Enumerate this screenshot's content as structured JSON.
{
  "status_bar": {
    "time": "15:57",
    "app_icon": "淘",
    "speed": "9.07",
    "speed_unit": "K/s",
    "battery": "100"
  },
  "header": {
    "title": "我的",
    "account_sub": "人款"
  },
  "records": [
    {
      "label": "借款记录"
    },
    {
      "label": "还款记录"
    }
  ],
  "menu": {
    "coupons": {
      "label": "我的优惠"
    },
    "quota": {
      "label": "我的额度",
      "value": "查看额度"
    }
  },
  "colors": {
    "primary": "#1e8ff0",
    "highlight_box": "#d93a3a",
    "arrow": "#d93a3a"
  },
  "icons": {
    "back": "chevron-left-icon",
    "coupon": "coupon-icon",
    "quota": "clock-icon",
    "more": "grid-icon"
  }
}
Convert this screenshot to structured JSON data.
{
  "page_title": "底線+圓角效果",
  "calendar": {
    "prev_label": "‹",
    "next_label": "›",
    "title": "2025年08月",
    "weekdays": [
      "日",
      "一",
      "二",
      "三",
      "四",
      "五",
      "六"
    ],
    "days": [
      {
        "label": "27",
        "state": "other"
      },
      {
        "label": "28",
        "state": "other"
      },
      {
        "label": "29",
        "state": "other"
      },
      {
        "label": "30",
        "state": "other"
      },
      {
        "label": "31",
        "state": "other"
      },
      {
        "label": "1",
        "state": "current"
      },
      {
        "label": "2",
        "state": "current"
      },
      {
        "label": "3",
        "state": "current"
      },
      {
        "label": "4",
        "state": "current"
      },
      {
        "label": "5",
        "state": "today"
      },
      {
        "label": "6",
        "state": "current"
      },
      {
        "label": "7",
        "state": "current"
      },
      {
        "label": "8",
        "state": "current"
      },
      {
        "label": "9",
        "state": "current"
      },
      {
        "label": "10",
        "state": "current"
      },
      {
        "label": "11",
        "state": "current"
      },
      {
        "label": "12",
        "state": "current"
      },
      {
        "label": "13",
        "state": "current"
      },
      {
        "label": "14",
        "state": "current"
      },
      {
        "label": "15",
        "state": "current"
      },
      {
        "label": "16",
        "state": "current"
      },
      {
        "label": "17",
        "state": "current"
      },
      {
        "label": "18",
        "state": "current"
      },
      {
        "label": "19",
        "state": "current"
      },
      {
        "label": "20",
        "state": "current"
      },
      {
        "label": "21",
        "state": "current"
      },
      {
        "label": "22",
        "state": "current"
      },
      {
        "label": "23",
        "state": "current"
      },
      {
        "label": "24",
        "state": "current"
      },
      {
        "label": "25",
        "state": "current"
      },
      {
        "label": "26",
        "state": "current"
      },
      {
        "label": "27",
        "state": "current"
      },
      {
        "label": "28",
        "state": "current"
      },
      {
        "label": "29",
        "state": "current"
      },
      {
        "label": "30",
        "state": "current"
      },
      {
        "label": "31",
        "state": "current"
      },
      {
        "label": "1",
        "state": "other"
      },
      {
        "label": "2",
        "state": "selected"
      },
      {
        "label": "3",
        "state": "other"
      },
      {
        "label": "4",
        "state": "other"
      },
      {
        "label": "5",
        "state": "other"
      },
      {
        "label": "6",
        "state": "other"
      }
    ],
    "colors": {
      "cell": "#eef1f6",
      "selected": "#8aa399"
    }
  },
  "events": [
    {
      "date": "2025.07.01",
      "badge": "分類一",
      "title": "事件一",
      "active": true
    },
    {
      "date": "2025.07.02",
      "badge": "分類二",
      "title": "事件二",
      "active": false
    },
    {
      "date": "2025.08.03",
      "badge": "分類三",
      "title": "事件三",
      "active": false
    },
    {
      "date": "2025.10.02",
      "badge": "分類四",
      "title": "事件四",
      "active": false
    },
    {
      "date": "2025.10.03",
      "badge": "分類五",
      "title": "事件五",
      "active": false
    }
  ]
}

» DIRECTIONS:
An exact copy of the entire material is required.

» OUTPUT OF THE TASK:
Enumerate this screenshot's content as structured JSON.
{
  "status_bar": {
    "time": "15:57",
    "app_icon": "淘",
    "speed": "9.07",
    "speed_unit": "K/s",
    "battery": "100"
  },
  "header": {
    "title": "我的",
    "account_sub": "人款"
  },
  "records": [
    {
      "label": "借款记录"
    },
    {
      "label": "还款记录"
    }
  ],
  "menu": {
    "coupons": {
      "label": "我的优惠"
    },
    "quota": {
      "label": "我的额度",
      "value": "查看额度"
    }
  },
  "colors": {
    "primary": "#1e8ff0",
    "highlight_box": "#d93a3a",
    "arrow": "#d93a3a"
  },
  "icons": {
    "back": "chevron-left-icon",
    "coupon": "coupon-icon",
    "quota": "clock-icon",
    "more": "grid-icon"
  }
}
Convert this screenshot to structured JSON data.
{
  "page_title": "底線+圓角效果",
  "calendar": {
    "prev_label": "‹",
    "next_label": "›",
    "title": "2025年08月",
    "weekdays": [
      "日",
      "一",
      "二",
      "三",
      "四",
      "五",
      "六"
    ],
    "days": [
      {
        "label": "27",
        "state": "other"
      },
      {
        "label": "28",
        "state": "other"
      },
      {
        "label": "29",
        "state": "other"
      },
      {
        "label": "30",
        "state": "other"
      },
      {
        "label": "31",
        "state": "other"
      },
      {
        "label": "1",
        "state": "current"
      },
      {
        "label": "2",
        "state": "current"
      },
      {
        "label": "3",
        "state": "current"
      },
      {
        "label": "4",
        "state": "current"
      },
      {
        "label": "5",
        "state": "today"
      },
      {
        "label": "6",
        "state": "current"
      },
      {
        "label": "7",
        "state": "current"
      },
      {
        "label": "8",
        "state": "current"
      },
      {
        "label": "9",
        "state": "current"
      },
      {
        "label": "10",
        "state": "current"
      },
      {
        "label": "11",
        "state": "current"
      },
      {
        "label": "12",
        "state": "current"
      },
      {
        "label": "13",
        "state": "current"
      },
      {
        "label": "14",
        "state": "current"
      },
      {
        "label": "15",
        "state": "current"
      },
      {
        "label": "16",
        "state": "current"
      },
      {
        "label": "17",
        "state": "current"
      },
      {
        "label": "18",
        "state": "current"
      },
      {
        "label": "19",
        "state": "current"
      },
      {
        "label": "20",
        "state": "current"
      },
      {
        "label": "21",
        "state": "current"
      },
      {
        "label": "22",
        "state": "current"
      },
      {
        "label": "23",
        "state": "current"
      },
      {
        "label": "24",
        "state": "current"
      },
      {
        "label": "25",
        "state": "current"
      },
      {
        "label": "26",
        "state": "current"
      },
      {
        "label": "27",
        "state": "current"
      },
      {
        "label": "28",
        "state": "current"
      },
      {
        "label": "29",
        "state": "current"
      },
      {
        "label": "30",
        "state": "current"
      },
      {
        "label": "31",
        "state": "current"
      },
      {
        "label": "1",
        "state": "other"
      },
      {
        "label": "2",
        "state": "selected"
      },
      {
        "label": "3",
        "state": "other"
      },
      {
        "label": "4",
        "state": "other"
      },
      {
        "label": "5",
        "state": "other"
      },
      {
        "label": "6",
        "state": "other"
      }
    ],
    "colors": {
      "cell": "#eef1f6",
      "selected": "#8aa399"
    }
  },
  "events": [
    {
      "date": "2025.07.01",
      "badge": "分類一",
      "title": "事件一",
      "active": true
    },
    {
      "date": "2025.07.02",
      "badge": "分類二",
      "title": "事件二",
      "active": false
    },
    {
      "date": "2025.08.03",
      "badge": "分類三",
      "title": "事件三",
      "active": false
    },
    {
      "date": "2025.10.02",
      "badge": "分類四",
      "title": "事件四",
      "active": false
    },
    {
      "date": "2025.10.03",
      "badge": "分類五",
      "title": "事件五",
      "active": false
    }
  ]
}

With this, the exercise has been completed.